"The World Health Organization feels burned from what happened with Ebola, and for most of us, that's a very recent memory," said Dr. David Dyjack with the National Environmental Health Association. "So, I believe they want to get out in front of this Zika virus."
Dyjack, who has worked closely with CDC program directors for the past 15 years, has been tracking Zika for months, as mosquitoes continued to spread the virus through 25 countries and the Americas. Health officials are estimating up to four million infections are possible in the Americas in the next year.
Twelve states and the District of Columbia have reported cases of people infected, while traveling to other countries.
With Monday's announcement, the World Health organization will direct more money to infected communities, now linking Zika to birth defects. Dyjack says all of this could have been prevented.

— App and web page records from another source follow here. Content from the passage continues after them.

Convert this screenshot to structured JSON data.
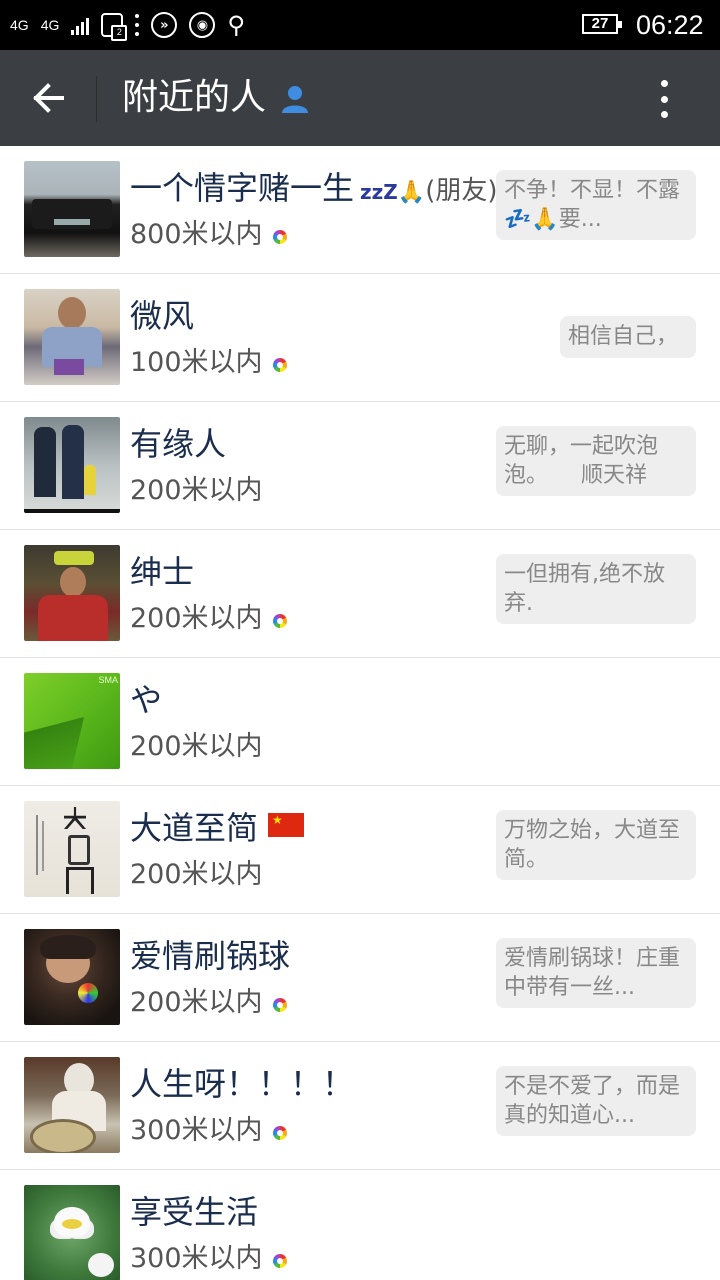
{
  "status_bar": {
    "network1": "4G",
    "network2": "4G",
    "battery": "27",
    "time": "06:22"
  },
  "app_bar": {
    "title": "附近的人",
    "back_icon": "arrow-left-icon",
    "menu_icon": "more-vertical-icon"
  },
  "people": [
    {
      "name": "一个情字赌一生",
      "name_suffix": "(朋友)",
      "distance": "800米以内",
      "signature": "不争！不显！不露💤🙏要...",
      "has_wheel": true,
      "has_z": true
    },
    {
      "name": "微风",
      "distance": "100米以内",
      "signature": "相信自己，",
      "has_wheel": true
    },
    {
      "name": "有缘人",
      "distance": "200米以内",
      "signature": "无聊，一起吹泡泡。　　顺天祥",
      "has_wheel": false
    },
    {
      "name": "绅士",
      "distance": "200米以内",
      "signature": "一但拥有,绝不放弃.",
      "has_wheel": true
    },
    {
      "name": "や",
      "distance": "200米以内",
      "signature": "",
      "has_wheel": false
    },
    {
      "name": "大道至简",
      "distance": "200米以内",
      "signature": "万物之始，大道至简。",
      "has_wheel": false,
      "has_flag": true
    },
    {
      "name": "爱情刷锅球",
      "distance": "200米以内",
      "signature": "爱情刷锅球！庄重中带有一丝...",
      "has_wheel": true
    },
    {
      "name": "人生呀！！！！",
      "distance": "300米以内",
      "signature": "不是不爱了，而是真的知道心...",
      "has_wheel": true
    },
    {
      "name": "享受生活",
      "distance": "300米以内",
      "signature": "",
      "has_wheel": true
    }
  ],
  "colors": {
    "status_bar_bg": "#000000",
    "app_bar_bg": "#3b3f44",
    "name_text": "#1a2d4d",
    "distance_text": "#555555",
    "bubble_bg": "#eeeeee"
  }
}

"I would like your audience to consider Flint, Michigan, to consider Chipotle, to consider Ebola," said Dyjack. "What do all these things have in common? They have in common where prevention is not given the attention and investment that it deserves."
He says the global response starts on the local level, with tasks like spraying for mosquitoes, wearing long sleeves, and staying indoors.